MATERIAL TO PROCESS |

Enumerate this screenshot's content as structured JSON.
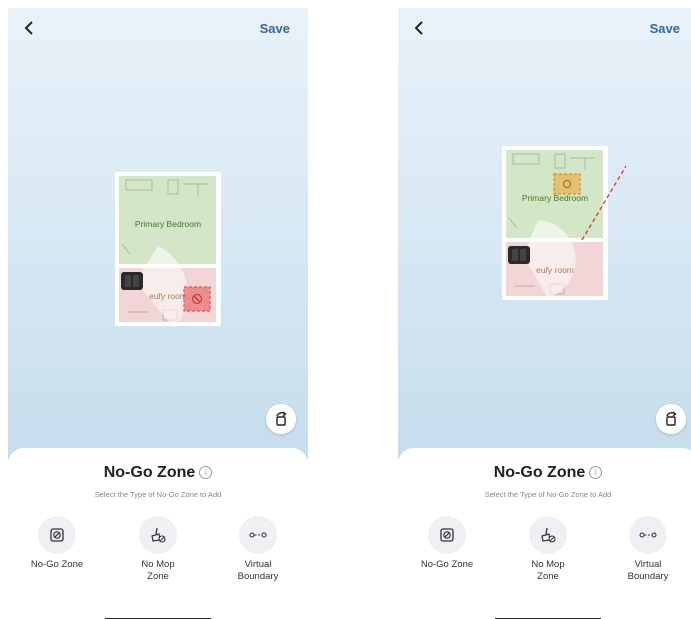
{
  "screens": [
    {
      "header": {
        "save_label": "Save"
      },
      "map": {
        "rooms": [
          {
            "name": "Primary Bedroom",
            "color": "#d3e6c8"
          },
          {
            "name": "eufy room",
            "color": "#f1d5d7"
          }
        ],
        "zones": [
          {
            "type": "no-go",
            "color": "#e85050"
          }
        ]
      },
      "sheet": {
        "title": "No-Go Zone",
        "subtitle": "Select the Type of No-Go Zone to Add",
        "options": [
          {
            "label": "No-Go Zone",
            "icon": "no-go-zone-icon"
          },
          {
            "label": "No Mop\nZone",
            "icon": "no-mop-zone-icon"
          },
          {
            "label": "Virtual\nBoundary",
            "icon": "virtual-boundary-icon"
          }
        ]
      }
    },
    {
      "header": {
        "save_label": "Save"
      },
      "map": {
        "rooms": [
          {
            "name": "Primary Bedroom",
            "color": "#d3e6c8"
          },
          {
            "name": "eufy room",
            "color": "#f1d5d7"
          }
        ],
        "zones": [
          {
            "type": "no-mop",
            "color": "#f0a030"
          },
          {
            "type": "virtual-boundary",
            "color": "#e03030"
          }
        ]
      },
      "sheet": {
        "title": "No-Go Zone",
        "subtitle": "Select the Type of No-Go Zone to Add",
        "options": [
          {
            "label": "No-Go Zone",
            "icon": "no-go-zone-icon"
          },
          {
            "label": "No Mop\nZone",
            "icon": "no-mop-zone-icon"
          },
          {
            "label": "Virtual\nBoundary",
            "icon": "virtual-boundary-icon"
          }
        ]
      }
    }
  ]
}
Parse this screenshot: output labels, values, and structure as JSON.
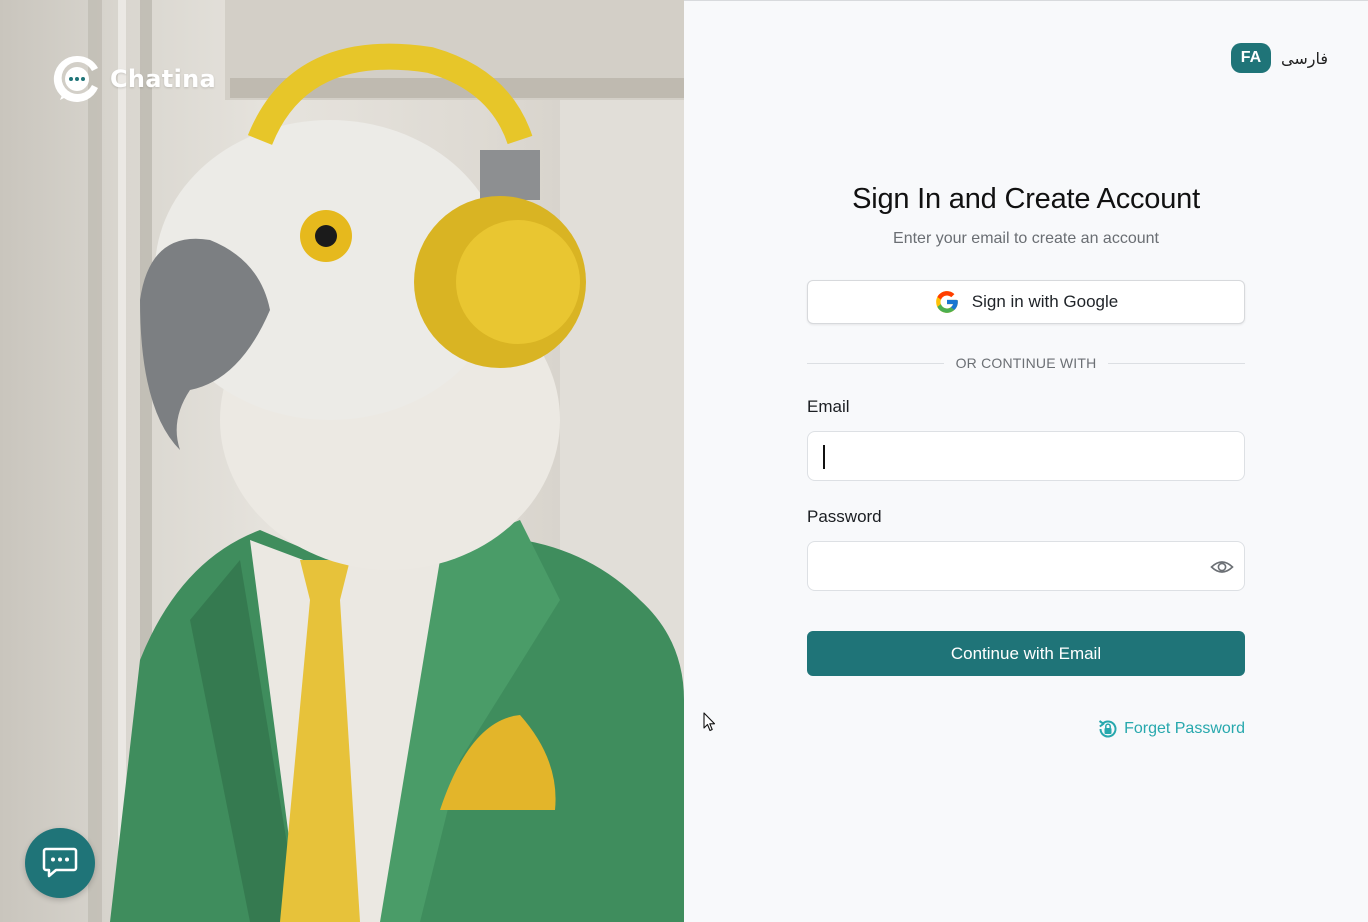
{
  "brand": {
    "name": "Chatina"
  },
  "language": {
    "badge": "FA",
    "label": "فارسی"
  },
  "form": {
    "title": "Sign In and Create Account",
    "subtitle": "Enter your email to create an account",
    "google_button": "Sign in with Google",
    "divider": "OR CONTINUE WITH",
    "email_label": "Email",
    "email_value": "",
    "password_label": "Password",
    "password_value": "",
    "submit_button": "Continue with Email",
    "forgot_link": "Forget Password"
  },
  "icons": {
    "logo": "chat-bubble-logo-icon",
    "google": "google-g-icon",
    "eye": "eye-icon",
    "forgot": "lock-reset-icon",
    "chat_fab": "chat-icon"
  },
  "colors": {
    "accent": "#1f7478",
    "link": "#27a8ad"
  }
}
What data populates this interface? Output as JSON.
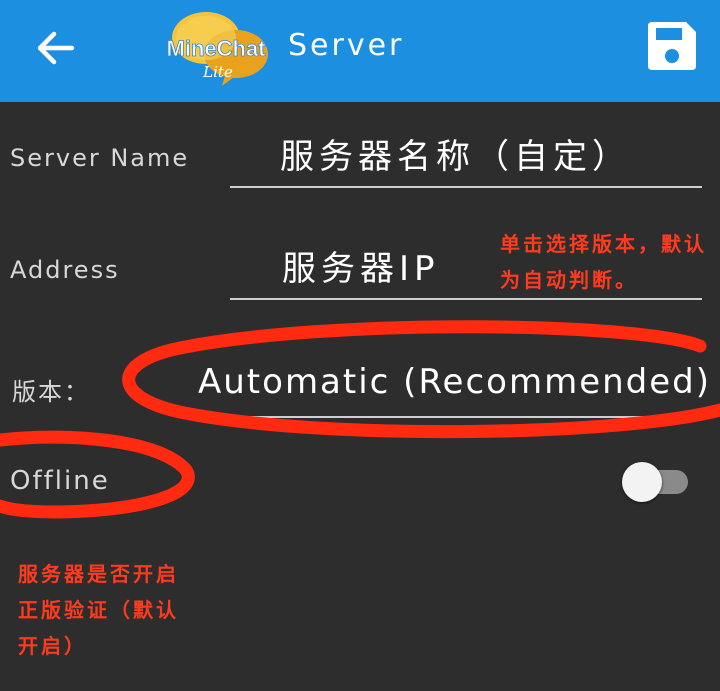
{
  "appbar": {
    "title": "Server",
    "logo_text": "MineChat",
    "logo_sub": "Lite",
    "back_icon": "arrow-back-icon",
    "save_icon": "save-icon",
    "color": "#1d8fe0"
  },
  "form": {
    "server_name_label": "Server Name",
    "server_name_value": "服务器名称（自定）",
    "address_label": "Address",
    "address_value": "服务器IP",
    "version_label": "版本：",
    "version_value": "Automatic (Recommended)",
    "offline_label": "Offline",
    "offline_enabled": false
  },
  "annotations": {
    "version_note_line1": "单击选择版本，默认",
    "version_note_line2": "为自动判断。",
    "offline_note_line1": "服务器是否开启",
    "offline_note_line2": "正版验证（默认",
    "offline_note_line3": "开启）",
    "color": "#ff3b1f"
  }
}
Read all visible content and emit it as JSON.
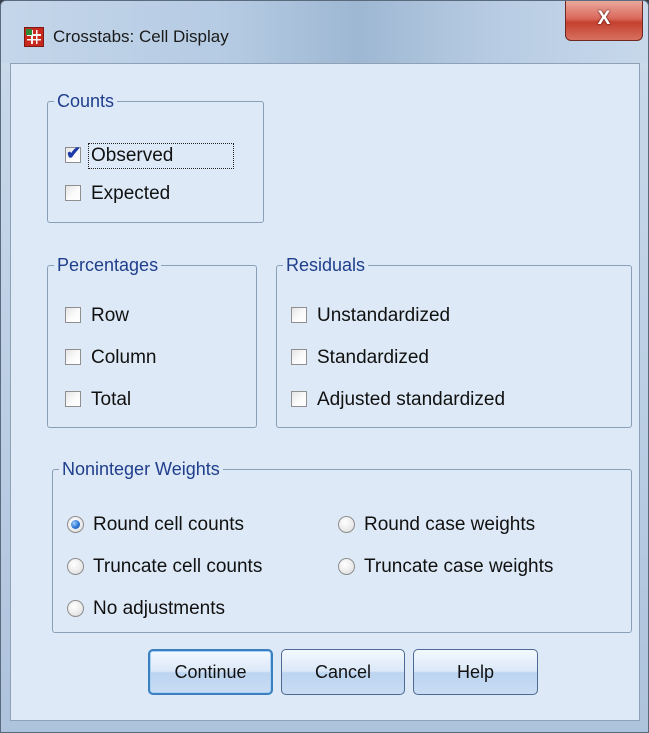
{
  "window": {
    "title": "Crosstabs: Cell Display",
    "close_glyph": "X"
  },
  "counts": {
    "legend": "Counts",
    "observed": {
      "label": "Observed",
      "checked": true
    },
    "expected": {
      "label": "Expected",
      "checked": false
    }
  },
  "percentages": {
    "legend": "Percentages",
    "row": {
      "label": "Row",
      "checked": false
    },
    "column": {
      "label": "Column",
      "checked": false
    },
    "total": {
      "label": "Total",
      "checked": false
    }
  },
  "residuals": {
    "legend": "Residuals",
    "unstandardized": {
      "label": "Unstandardized",
      "checked": false
    },
    "standardized": {
      "label": "Standardized",
      "checked": false
    },
    "adjusted": {
      "label": "Adjusted standardized",
      "checked": false
    }
  },
  "weights": {
    "legend": "Noninteger Weights",
    "selected": "round_cell_counts",
    "options": {
      "round_cell_counts": "Round cell counts",
      "round_case_weights": "Round case weights",
      "truncate_cell_counts": "Truncate cell counts",
      "truncate_case_weights": "Truncate case weights",
      "no_adjustments": "No adjustments"
    }
  },
  "buttons": {
    "continue": "Continue",
    "cancel": "Cancel",
    "help": "Help"
  },
  "colors": {
    "legend_text": "#1f3e8c",
    "client_bg": "#dde9f6",
    "close_button": "#c5402f",
    "radio_selected": "#2b74d4"
  },
  "icons": {
    "app": "spss-table-icon",
    "close": "close-icon"
  }
}
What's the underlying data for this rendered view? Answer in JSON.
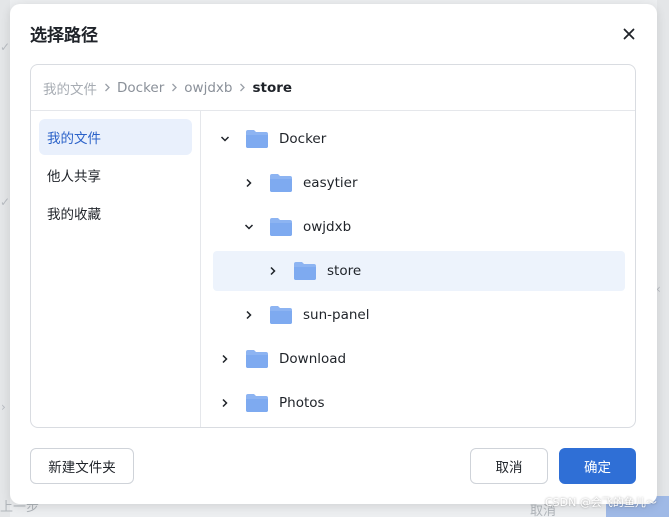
{
  "background": {
    "prev_step": "上一步",
    "cancel": "取消"
  },
  "modal": {
    "title": "选择路径",
    "breadcrumb": [
      "我的文件",
      "Docker",
      "owjdxb",
      "store"
    ],
    "sidebar": [
      {
        "label": "我的文件",
        "active": true
      },
      {
        "label": "他人共享",
        "active": false
      },
      {
        "label": "我的收藏",
        "active": false
      }
    ],
    "tree": [
      {
        "label": "Docker",
        "depth": 0,
        "expanded": true,
        "selected": false
      },
      {
        "label": "easytier",
        "depth": 1,
        "expanded": false,
        "selected": false
      },
      {
        "label": "owjdxb",
        "depth": 1,
        "expanded": true,
        "selected": false
      },
      {
        "label": "store",
        "depth": 2,
        "expanded": false,
        "selected": true
      },
      {
        "label": "sun-panel",
        "depth": 1,
        "expanded": false,
        "selected": false
      },
      {
        "label": "Download",
        "depth": 0,
        "expanded": false,
        "selected": false
      },
      {
        "label": "Photos",
        "depth": 0,
        "expanded": false,
        "selected": false
      }
    ],
    "buttons": {
      "new_folder": "新建文件夹",
      "cancel": "取消",
      "confirm": "确定"
    }
  },
  "watermark": "CSDN @会飞的鱼儿～",
  "colors": {
    "accent": "#2f6fd6",
    "selected_bg": "#edf3fc",
    "folder": "#7eaaf0"
  }
}
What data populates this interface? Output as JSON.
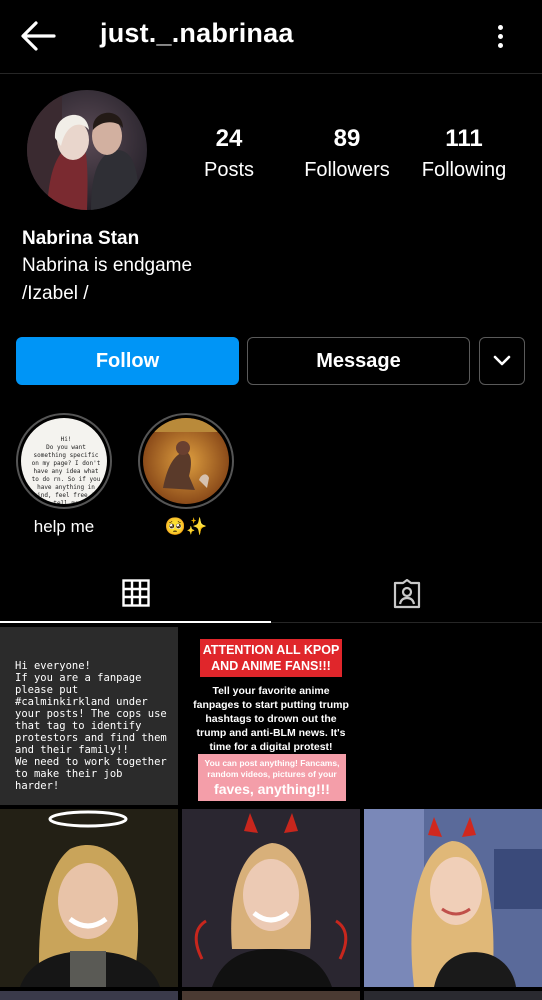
{
  "header": {
    "username": "just._.nabrinaa"
  },
  "stats": [
    {
      "value": "24",
      "label": "Posts"
    },
    {
      "value": "89",
      "label": "Followers"
    },
    {
      "value": "111",
      "label": "Following"
    }
  ],
  "bio": {
    "name": "Nabrina Stan",
    "lines": [
      "Nabrina is endgame",
      "/Izabel /"
    ]
  },
  "actions": {
    "follow": "Follow",
    "message": "Message"
  },
  "highlights": [
    {
      "caption": "help me",
      "cover_text": "Hi!\nDo you want something specific on my page? I don't have any idea what to do rn. So if you have anything in mind, feel free to tell me"
    },
    {
      "caption": "🥺✨"
    }
  ],
  "posts": {
    "text_post": "Hi everyone!\nIf you are a fanpage please put #calminkirkland under your posts! The cops use that tag to identify protestors and find them and their family!!\nWe need to work together to make their job harder!",
    "poster": {
      "banner": "ATTENTION ALL KPOP AND ANIME FANS!!!",
      "body": "Tell your favorite anime fanpages to start putting trump hashtags to drown out the trump and anti-BLM news. It's time for a digital protest!",
      "pink_small": "You can post anything! Fancams, random videos, pictures of your",
      "pink_big": "faves, anything!!!"
    }
  },
  "colors": {
    "follow_button": "#0095f6",
    "background": "#000000",
    "poster_banner": "#e0262b",
    "poster_pink": "#f49ea9"
  }
}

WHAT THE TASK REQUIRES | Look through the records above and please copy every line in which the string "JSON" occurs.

RESPONSE BELOW |
Enumerate this screenshot's content as structured JSON.
Parse this screenshot: output labels, values, and structure as JSON.
What data populates this interface? Output as JSON.
Read all visible content and emit it as JSON.
What's the underlying data for this rendered view? Answer in JSON.
What data populates this interface? Output as JSON.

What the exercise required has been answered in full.